Appellant insists that the non-paved section, covered with shell, between the two roadways was not a physical barrier and he points to certain testimony in the record which showed that, on occasions, persons did drive across the esplanade and park cars thereon.
The unlawful act charged in the information is defined in Sec. 62 of Art. 6701d, V.C.S., as follows:"Whenever any highway has been divided into two (2) roadways by leaving an intervening space or by a physical barrier or clearly indicated dividing section so constructed as to impede vehicular traffic, every vehicle shall be driven only upon the right-hand roadway and no vehicle shall be driven over, across, or within any such dividing space, barrier, or section, except through an opening in such physical barrier or dividing section or space or at a cross-over or intersection established by public authority."
It appears that no court has construed the meaning of a "physical barrier," as such term is used in the statute.
Two of the civil courts of this state have held that solid yellow lines in the center of a highway constitute an "intervening space" or "dividing section" within the meaning of Sec. 62 of the statute. Mrs. Baird's Bakeries, Inc. v. Roberts (Civ. App., 1962), 360 S.W.2d 850, ref., n. r. e.; Boggus v. Miller (Civ.App., 1965), 388 S.W.2d 240, ref., n. r. e.

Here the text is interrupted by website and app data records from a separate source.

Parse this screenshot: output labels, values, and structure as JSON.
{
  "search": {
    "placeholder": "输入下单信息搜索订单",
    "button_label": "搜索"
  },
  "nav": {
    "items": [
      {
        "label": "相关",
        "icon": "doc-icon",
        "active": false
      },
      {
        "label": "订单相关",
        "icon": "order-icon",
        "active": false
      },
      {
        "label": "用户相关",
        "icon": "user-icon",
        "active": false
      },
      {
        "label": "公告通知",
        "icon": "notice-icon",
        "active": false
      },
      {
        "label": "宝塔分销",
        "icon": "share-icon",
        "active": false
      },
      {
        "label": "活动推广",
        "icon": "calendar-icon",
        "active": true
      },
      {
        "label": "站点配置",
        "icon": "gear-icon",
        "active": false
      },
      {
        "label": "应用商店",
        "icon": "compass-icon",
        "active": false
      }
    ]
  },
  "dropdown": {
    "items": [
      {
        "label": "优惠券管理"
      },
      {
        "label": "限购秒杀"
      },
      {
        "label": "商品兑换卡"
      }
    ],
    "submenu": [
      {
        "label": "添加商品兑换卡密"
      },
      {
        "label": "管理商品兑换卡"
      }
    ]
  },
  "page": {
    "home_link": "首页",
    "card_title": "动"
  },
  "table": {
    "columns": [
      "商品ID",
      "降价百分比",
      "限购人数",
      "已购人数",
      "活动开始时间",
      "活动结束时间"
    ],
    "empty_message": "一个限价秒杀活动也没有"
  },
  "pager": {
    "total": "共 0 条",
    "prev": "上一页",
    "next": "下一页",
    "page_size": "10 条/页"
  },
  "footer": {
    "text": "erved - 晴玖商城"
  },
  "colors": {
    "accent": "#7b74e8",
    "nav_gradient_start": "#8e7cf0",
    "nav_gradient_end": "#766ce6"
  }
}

While an esplanade like the one in question is not a physical barrier such as a fence or other obstacle, it is a barrier within the definition found in Webster's New International Dictionary: "Any limit or boundary; a line of separation."
The unlawful act charged under the statute was the driving of a motor vehicle onto the lefthand roadway of a divided highway *787 at a place where there was no opening or crossover or intersection established by any public authority.
The allegation that the highway was divided by a "physical barrier" rather than "an intervening space" or "dividing section" did not require proof that the esplanade was an impassable obstruction.
We hold the evidence sufficient to sustain the allegations of the information.
Appellant's remaining contention is that the court erred in refusing to grant him a new trial because of alleged jury misconduct.
The contention is not presented by either a formal or informal bill of exception. The juror's affidavit which was attached to the motion for new trial does not prove itself and cannot be substituted for a bill of exception. Flores v. State, 172 Tex.Cr.R. 73, 353 S.W.2d 852; Perez v. State, Tex.Cr.App., 396 S.W.2d 870. Nothing is presented for review.
The judgment is affirmed.
Opinion approved by the Court.